*Records supplied:*
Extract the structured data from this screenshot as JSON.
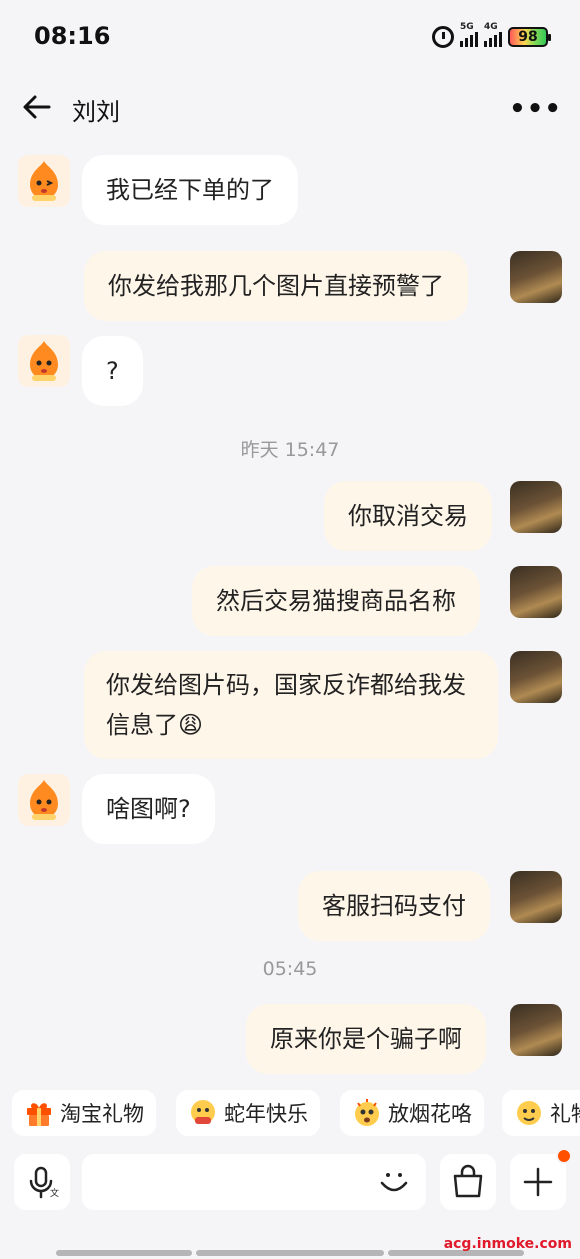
{
  "status_bar": {
    "time": "08:16",
    "network_1": "5G",
    "network_2": "4G",
    "battery": "98"
  },
  "header": {
    "title": "刘刘",
    "back_icon": "arrow-left-icon",
    "more_icon": "more-dots-icon"
  },
  "messages": [
    {
      "from": "contact",
      "text": "我已经下单的了"
    },
    {
      "from": "me",
      "text": "你发给我那几个图片直接预警了"
    },
    {
      "from": "contact",
      "text": "?"
    },
    {
      "type": "timestamp",
      "text": "昨天  15:47"
    },
    {
      "from": "me",
      "text": "你取消交易"
    },
    {
      "from": "me",
      "text": "然后交易猫搜商品名称"
    },
    {
      "from": "me",
      "text": "你发给图片码，国家反诈都给我发信息了",
      "emoji": "😩"
    },
    {
      "from": "contact",
      "text": "啥图啊?"
    },
    {
      "from": "me",
      "text": "客服扫码支付"
    },
    {
      "type": "timestamp",
      "text": "05:45"
    },
    {
      "from": "me",
      "text": "原来你是个骗子啊"
    }
  ],
  "quick_replies": [
    {
      "label": "淘宝礼物",
      "icon": "gift-icon"
    },
    {
      "label": "蛇年快乐",
      "icon": "snake-emoji-icon"
    },
    {
      "label": "放烟花咯",
      "icon": "firework-emoji-icon"
    },
    {
      "label": "礼物",
      "icon": "gift-emoji-icon"
    }
  ],
  "input_bar": {
    "voice_icon": "microphone-icon",
    "placeholder": "",
    "emoji_icon": "smiley-icon",
    "shop_icon": "shopping-bag-icon",
    "plus_icon": "plus-icon"
  },
  "watermark": "acg.inmoke.com",
  "colors": {
    "background": "#f5f5f7",
    "incoming_bubble": "#ffffff",
    "outgoing_bubble": "#fff6ea",
    "accent": "#ff5000"
  }
}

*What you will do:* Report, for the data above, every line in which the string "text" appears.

*Output for this exercise:*
      "text": "我已经下单的了"
      "text": "你发给我那几个图片直接预警了"
      "text": "?"
      "text": "昨天  15:47"
      "text": "你取消交易"
      "text": "然后交易猫搜商品名称"
      "text": "你发给图片码，国家反诈都给我发信息了",
      "text": "啥图啊?"
      "text": "客服扫码支付"
      "text": "05:45"
      "text": "原来你是个骗子啊"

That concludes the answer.